From the first line to the last, reproduce the data exactly.
***** Data section
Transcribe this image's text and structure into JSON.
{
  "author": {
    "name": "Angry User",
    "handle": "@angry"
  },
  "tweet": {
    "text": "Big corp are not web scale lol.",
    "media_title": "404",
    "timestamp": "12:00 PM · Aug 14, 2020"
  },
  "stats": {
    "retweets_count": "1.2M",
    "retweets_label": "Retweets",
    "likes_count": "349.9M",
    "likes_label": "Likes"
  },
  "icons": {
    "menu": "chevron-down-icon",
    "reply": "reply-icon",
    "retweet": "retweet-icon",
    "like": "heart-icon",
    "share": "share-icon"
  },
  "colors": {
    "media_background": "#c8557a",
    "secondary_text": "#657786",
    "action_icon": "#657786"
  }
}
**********
# Solution
Transcribe this image's text and structure into JSON.
{
  "author": {
    "name": "Angry User",
    "handle": "@angry"
  },
  "tweet": {
    "text": "Big corp are not web scale lol.",
    "media_title": "404",
    "timestamp": "12:00 PM · Aug 14, 2020"
  },
  "stats": {
    "retweets_count": "1.2M",
    "retweets_label": "Retweets",
    "likes_count": "349.9M",
    "likes_label": "Likes"
  },
  "icons": {
    "menu": "chevron-down-icon",
    "reply": "reply-icon",
    "retweet": "retweet-icon",
    "like": "heart-icon",
    "share": "share-icon"
  },
  "colors": {
    "media_background": "#c8557a",
    "secondary_text": "#657786",
    "action_icon": "#657786"
  }
}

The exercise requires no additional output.